Chill Out On Your Lunch, For Free!
Marunouchi Cafe, located on Nakadori lets you do just that. This isn’t your everyday cafe. Set to the rustic and elegant styles of antique meets contemporary South East Asia, this is the perfect place to hang while you enjoy your lunchtime bento. It’s the usual cafe atmosphere, with that typical hip cafe music, but with a rich oriental interior creation by Aran Chan. Here you can access the net (they have 8 computers with free internet access, limited to 1 hour per person), read one of the hundreds of publications from their magazine and newspaper pile, and sip on whatever beverage you please (the vending machine corner has just about every drink) at one of their 140 one-of-a-kind chairs. The best part about this cafe is that it costs you nothing to just come in and have a seat. It was designed to be a free sitting space for people to meet and obtain information- to serve as the lobby for the entire street.

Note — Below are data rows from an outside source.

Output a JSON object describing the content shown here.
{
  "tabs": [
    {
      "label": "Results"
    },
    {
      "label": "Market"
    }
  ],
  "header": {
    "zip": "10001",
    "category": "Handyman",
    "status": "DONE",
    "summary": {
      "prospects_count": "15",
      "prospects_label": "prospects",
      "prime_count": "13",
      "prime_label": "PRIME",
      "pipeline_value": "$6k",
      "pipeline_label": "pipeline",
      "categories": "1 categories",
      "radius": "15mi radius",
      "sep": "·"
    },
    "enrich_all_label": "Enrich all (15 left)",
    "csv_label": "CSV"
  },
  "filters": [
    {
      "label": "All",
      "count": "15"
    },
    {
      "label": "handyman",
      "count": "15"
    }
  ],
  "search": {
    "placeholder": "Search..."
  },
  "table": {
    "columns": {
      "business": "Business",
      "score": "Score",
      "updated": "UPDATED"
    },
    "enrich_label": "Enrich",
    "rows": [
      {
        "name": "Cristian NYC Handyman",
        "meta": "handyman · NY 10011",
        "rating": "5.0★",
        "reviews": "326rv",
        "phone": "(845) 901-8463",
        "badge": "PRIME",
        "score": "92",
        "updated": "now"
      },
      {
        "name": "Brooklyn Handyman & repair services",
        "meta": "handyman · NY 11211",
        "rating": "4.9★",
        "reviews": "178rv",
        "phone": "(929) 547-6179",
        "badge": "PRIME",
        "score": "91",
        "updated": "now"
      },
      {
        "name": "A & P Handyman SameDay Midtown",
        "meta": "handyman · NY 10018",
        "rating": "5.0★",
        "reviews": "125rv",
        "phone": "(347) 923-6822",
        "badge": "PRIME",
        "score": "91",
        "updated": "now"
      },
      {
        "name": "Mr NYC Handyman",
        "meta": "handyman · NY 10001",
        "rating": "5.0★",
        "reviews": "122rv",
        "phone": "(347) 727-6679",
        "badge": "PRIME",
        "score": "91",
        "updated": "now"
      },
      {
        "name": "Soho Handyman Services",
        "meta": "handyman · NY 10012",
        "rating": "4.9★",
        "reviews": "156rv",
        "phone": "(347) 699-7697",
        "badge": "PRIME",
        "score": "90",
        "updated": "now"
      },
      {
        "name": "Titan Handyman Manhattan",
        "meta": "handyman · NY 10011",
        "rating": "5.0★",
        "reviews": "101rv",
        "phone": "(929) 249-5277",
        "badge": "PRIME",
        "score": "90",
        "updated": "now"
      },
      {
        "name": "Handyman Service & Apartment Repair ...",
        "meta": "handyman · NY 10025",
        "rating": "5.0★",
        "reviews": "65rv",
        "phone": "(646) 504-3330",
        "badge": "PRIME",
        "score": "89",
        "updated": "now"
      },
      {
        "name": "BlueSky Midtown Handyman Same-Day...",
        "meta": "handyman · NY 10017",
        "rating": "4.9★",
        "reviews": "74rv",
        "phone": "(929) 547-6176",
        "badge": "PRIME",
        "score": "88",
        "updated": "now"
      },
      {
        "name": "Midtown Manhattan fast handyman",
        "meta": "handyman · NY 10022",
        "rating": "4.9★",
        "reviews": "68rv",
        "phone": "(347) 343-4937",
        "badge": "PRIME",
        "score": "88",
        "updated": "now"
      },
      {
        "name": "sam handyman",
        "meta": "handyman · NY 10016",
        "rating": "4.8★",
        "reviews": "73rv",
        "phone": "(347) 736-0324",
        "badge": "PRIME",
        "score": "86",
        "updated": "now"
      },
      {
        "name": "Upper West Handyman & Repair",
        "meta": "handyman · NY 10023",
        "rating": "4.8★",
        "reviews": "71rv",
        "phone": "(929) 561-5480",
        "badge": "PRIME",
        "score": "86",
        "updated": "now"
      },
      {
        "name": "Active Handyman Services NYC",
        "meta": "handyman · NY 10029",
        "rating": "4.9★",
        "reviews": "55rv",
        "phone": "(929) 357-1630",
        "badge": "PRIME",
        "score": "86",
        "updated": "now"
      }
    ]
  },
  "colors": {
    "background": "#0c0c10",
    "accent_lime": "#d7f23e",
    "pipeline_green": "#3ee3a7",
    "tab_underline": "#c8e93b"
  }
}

The makers of the cafe realized there was no space for the business workers of Marunouchi, of some 4,100 companies to get together, sit, relax and get information. There are many free papers and pamphlets on the shelves for you to get to know the events taking place locally and elsewhere in the city. This cafe is open from eight to eight (ten to six on weekends and holidays), so come on in and check out the latest on what’s happening in town.
Magestic Gardens And The Palace They Guard
Within sight even from the inside of the Marunouchi area lie the endless Emperial Palace; the lush maze of black pine evergreens on the grassy plain that guards it. Coming to Tokyo Station from the rest of the high tech, modernized city, you are, architecturally speaking, transported to the early nineteen hundreds, a walk farther out past the Palace green will take you even further back to the Edo period; many elements from the Meiji restoration and other eras are also apparent. You may even have the occasion to witness a horse-drawn carriage transporting guests of the Emperial Palace from the station to the other side of the Palace mote. The inner palace is not open to the public, but a closer look is worth the effort, if nothing more than to enjoy the crisp fall air, and ancient stone walls beside the green landscape.